Your JavaScript is turned off or you have an old version of Adobe's Flash Player. Get the latest Flash player.
Victorious Secularists Face Challenge to Form Government in Tunisiai
X
Henry Ridgwell
October 30, 2014 11:39 PM
Official results from Tunisia show the Islamist Ennahda party has failed to win the second free election since the so-called "Arab Spring" uprising in 2011. Ennahda, which handed power to a government of technocrats pending the elections, lost out to the secular party Nidaa Tounes. Henry Ridgwell reports from London that the relatively peaceful poll offers some hope in a volatile region.
Video

Video Victorious Secularists Face Challenge to Form Government in Tunisia

Official results from Tunisia show the Islamist Ennahda party has failed to win the second free election since the so-called "Arab Spring" uprising in 2011. Ennahda, which handed power to a government of technocrats pending the elections, lost out to the secular party Nidaa Tounes. Henry Ridgwell reports from London that the relatively peaceful poll offers some hope in a volatile region.
Video

Video Africa Tells its Story Through Fashion

In Africa, Fashion Week is a riot of colors, shapes, patterns and fabrics - against the backdrop of its ongoing struggle between nature and its fast-growing urban edge. How do these ideas translate into needle and thread? VOA’s Anita Powell visited this year’s Mercedes Benz Fashion Week Africa in Johannesburg to find out.
Video

Video Smugglers Offer Cheap Passage From Turkey to Syria

Smugglers in Turkey offer a relatively cheap passage across the border into Syria. Ankara has stepped up efforts to stem the flow of foreign fighters who want to join Islamic State militants fighting for control of the Syrian border city of Kobani. But porous borders and border guards who can be bribed make illegal border crossings quite easy. Zlatica Hoke has more.
Video

Video China Political Meeting Seeks to Improve Rule of Law

China’s communist leaders will host a top level political meeting this week, called the Fourth Plenum, and for the first time in the party’s history, rule of law will be a key item on the agenda. Analysts and Chinese media reports say the meetings could see the approval of long-awaited measures aimed at giving courts more independence and include steps to enhance an already aggressive and high-reaching anti-corruption drive. VOA’s Bill Ide has more from Beijing.
Video

Video After Decades of Pressure, Luxembourg Drops Bank Secrecy Rules

European Union finance ministers have reached a breakthrough agreement that will make it more difficult for tax cheats to hide their money. The new legislation, which had been blocked for years by countries with a reputation as tax havens, was approved last week after Luxembourg and Austria agreed to lift their vetoes. But as Mil Arcega reports, it doesn’t mean tax cheats have run out of places to keep their money hidden.
Video

Video Kobani Refugees Welcome, Turkey Criticizes, US Airdrop

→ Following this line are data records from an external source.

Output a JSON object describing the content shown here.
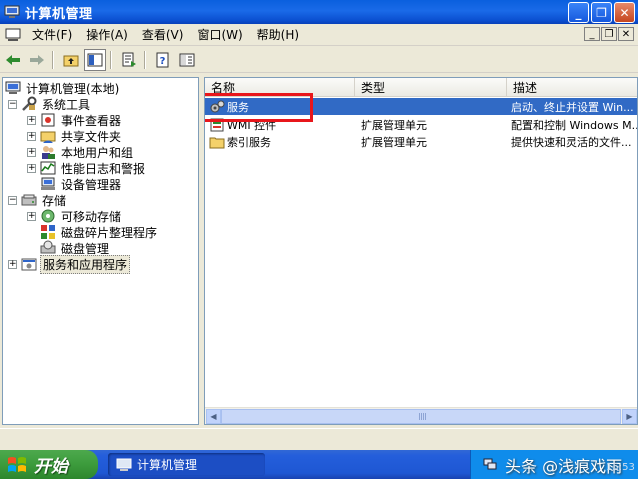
{
  "window": {
    "title": "计算机管理"
  },
  "menu": [
    "文件(F)",
    "操作(A)",
    "查看(V)",
    "窗口(W)",
    "帮助(H)"
  ],
  "tree": {
    "root": "计算机管理(本地)",
    "system_tools": "系统工具",
    "event_viewer": "事件查看器",
    "shared_folders": "共享文件夹",
    "local_users": "本地用户和组",
    "perf_logs": "性能日志和警报",
    "device_manager": "设备管理器",
    "storage": "存储",
    "removable_storage": "可移动存储",
    "defrag": "磁盘碎片整理程序",
    "disk_management": "磁盘管理",
    "services_apps": "服务和应用程序"
  },
  "list": {
    "columns": [
      "名称",
      "类型",
      "描述"
    ],
    "rows": [
      {
        "name": "服务",
        "type": "",
        "desc": "启动、终止并设置 Win..."
      },
      {
        "name": "WMI 控件",
        "type": "扩展管理单元",
        "desc": "配置和控制 Windows M..."
      },
      {
        "name": "索引服务",
        "type": "扩展管理单元",
        "desc": "提供快速和灵活的文件..."
      }
    ]
  },
  "taskbar": {
    "start_label": "开始",
    "task_label": "计算机管理",
    "watermark": "头条 @浅痕戏雨",
    "clock": "15:53"
  }
}
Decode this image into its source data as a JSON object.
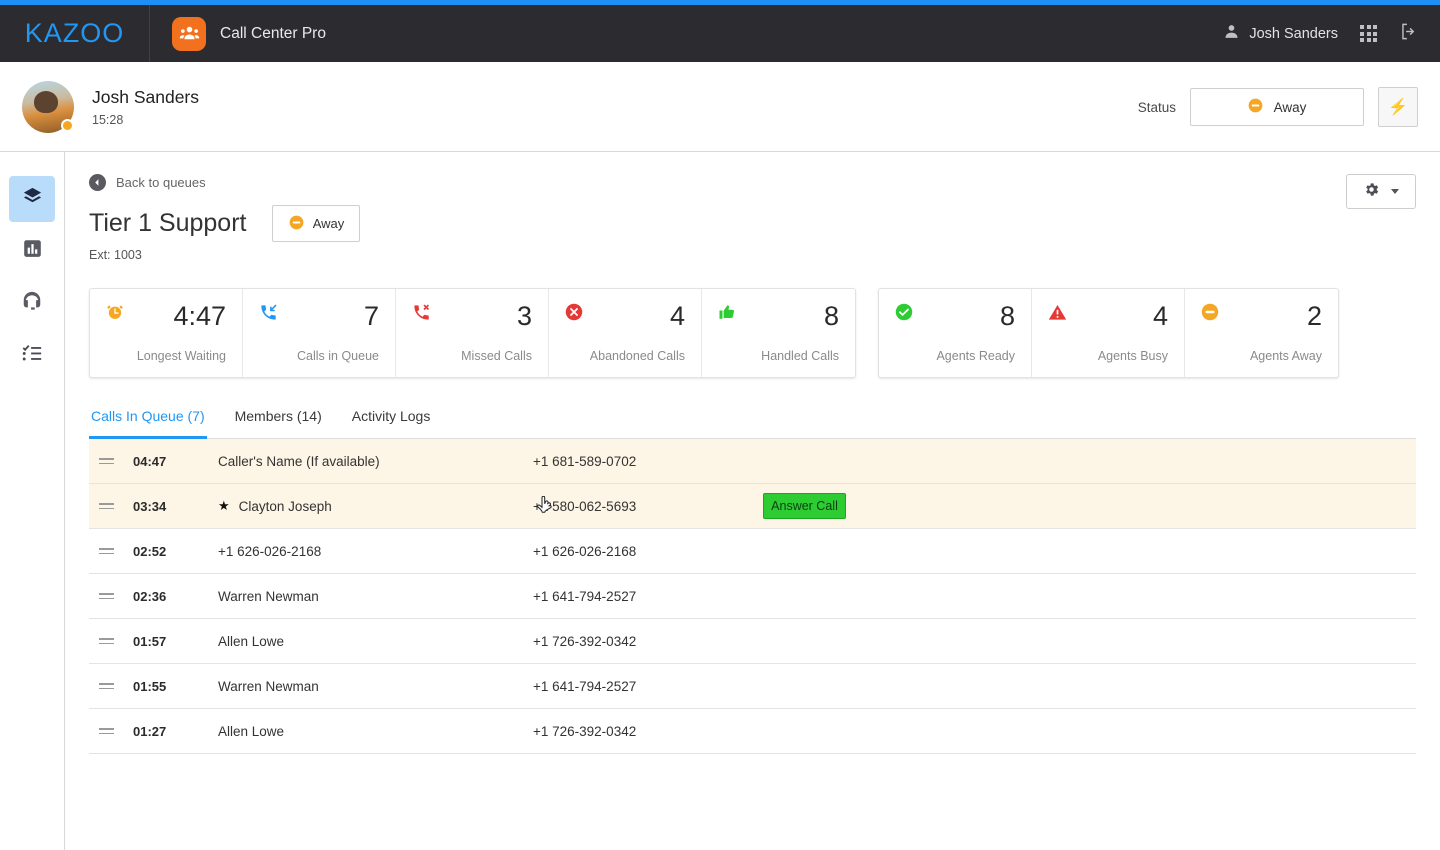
{
  "header": {
    "brand": "KAZOO",
    "app_name": "Call Center Pro",
    "app_icon": "agents-headset-icon",
    "user_name": "Josh Sanders",
    "user_icon": "user-icon",
    "apps_icon": "apps-grid-icon",
    "logout_icon": "logout-icon",
    "accent_color": "#1e90f5",
    "bar_color": "#2b2b30"
  },
  "profile": {
    "name": "Josh Sanders",
    "time": "15:28",
    "status_label": "Status",
    "status_value": "Away",
    "status_icon": "minus-circle-icon",
    "status_color": "#f5a623",
    "bolt_icon": "⚡"
  },
  "sidebar": {
    "items": [
      {
        "name": "sidebar-item-queues",
        "icon": "layers-icon",
        "active": true
      },
      {
        "name": "sidebar-item-reports",
        "icon": "bar-chart-icon",
        "active": false
      },
      {
        "name": "sidebar-item-agents",
        "icon": "headset-icon",
        "active": false
      },
      {
        "name": "sidebar-item-logs",
        "icon": "checklist-icon",
        "active": false
      }
    ],
    "active_bg": "#b9dcfb"
  },
  "queue": {
    "back_label": "Back to queues",
    "back_icon": "arrow-left-circle-icon",
    "title": "Tier 1 Support",
    "badge_status": "Away",
    "badge_icon": "minus-circle-icon",
    "extension": "Ext: 1003",
    "gear_icon": "gear-icon",
    "caret_icon": "chevron-down-icon"
  },
  "stats": {
    "group_one": [
      {
        "name": "stat-longest-waiting",
        "icon": "alarm-clock-icon",
        "color": "#f5a623",
        "value": "4:47",
        "label": "Longest Waiting"
      },
      {
        "name": "stat-calls-in-queue",
        "icon": "incoming-call-icon",
        "color": "#2196f3",
        "value": "7",
        "label": "Calls in Queue"
      },
      {
        "name": "stat-missed-calls",
        "icon": "missed-call-icon",
        "color": "#e53935",
        "value": "3",
        "label": "Missed Calls"
      },
      {
        "name": "stat-abandoned-calls",
        "icon": "x-circle-icon",
        "color": "#e53935",
        "value": "4",
        "label": "Abandoned Calls"
      },
      {
        "name": "stat-handled-calls",
        "icon": "thumbs-up-icon",
        "color": "#2ecc33",
        "value": "8",
        "label": "Handled Calls"
      }
    ],
    "group_two": [
      {
        "name": "stat-agents-ready",
        "icon": "check-circle-icon",
        "color": "#2ecc33",
        "value": "8",
        "label": "Agents Ready"
      },
      {
        "name": "stat-agents-busy",
        "icon": "warning-triangle-icon",
        "color": "#e53935",
        "value": "4",
        "label": "Agents Busy"
      },
      {
        "name": "stat-agents-away",
        "icon": "minus-circle-icon",
        "color": "#f5a623",
        "value": "2",
        "label": "Agents Away"
      }
    ]
  },
  "tabs": [
    {
      "name": "tab-calls-in-queue",
      "label": "Calls In Queue (7)",
      "active": true
    },
    {
      "name": "tab-members",
      "label": "Members (14)",
      "active": false
    },
    {
      "name": "tab-activity-logs",
      "label": "Activity Logs",
      "active": false
    }
  ],
  "calls": [
    {
      "timer": "04:47",
      "caller": "Caller's Name (If available)",
      "phone": "+1 681-589-0702",
      "starred": false,
      "highlight": true,
      "action": ""
    },
    {
      "timer": "03:34",
      "caller": "Clayton Joseph",
      "phone": "+1 580-062-5693",
      "starred": true,
      "highlight": true,
      "action": "Answer Call"
    },
    {
      "timer": "02:52",
      "caller": "+1 626-026-2168",
      "phone": "+1 626-026-2168",
      "starred": false,
      "highlight": false,
      "action": ""
    },
    {
      "timer": "02:36",
      "caller": "Warren Newman",
      "phone": "+1 641-794-2527",
      "starred": false,
      "highlight": false,
      "action": ""
    },
    {
      "timer": "01:57",
      "caller": "Allen Lowe",
      "phone": "+1 726-392-0342",
      "starred": false,
      "highlight": false,
      "action": ""
    },
    {
      "timer": "01:55",
      "caller": "Warren Newman",
      "phone": "+1 641-794-2527",
      "starred": false,
      "highlight": false,
      "action": ""
    },
    {
      "timer": "01:27",
      "caller": "Allen Lowe",
      "phone": "+1 726-392-0342",
      "starred": false,
      "highlight": false,
      "action": ""
    }
  ]
}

Residents of Kobani in northern Syria have welcomed the airdrop of weapons, ammunition and medicine to Kurdish militia who are resisting the seizure of their city by Islamic State militants. The Turkish government, however, has criticized the operation. VOA’s Scott Bobb reports from southeastern Turkey, across the border from Kobani.

All About America

AppleAndroid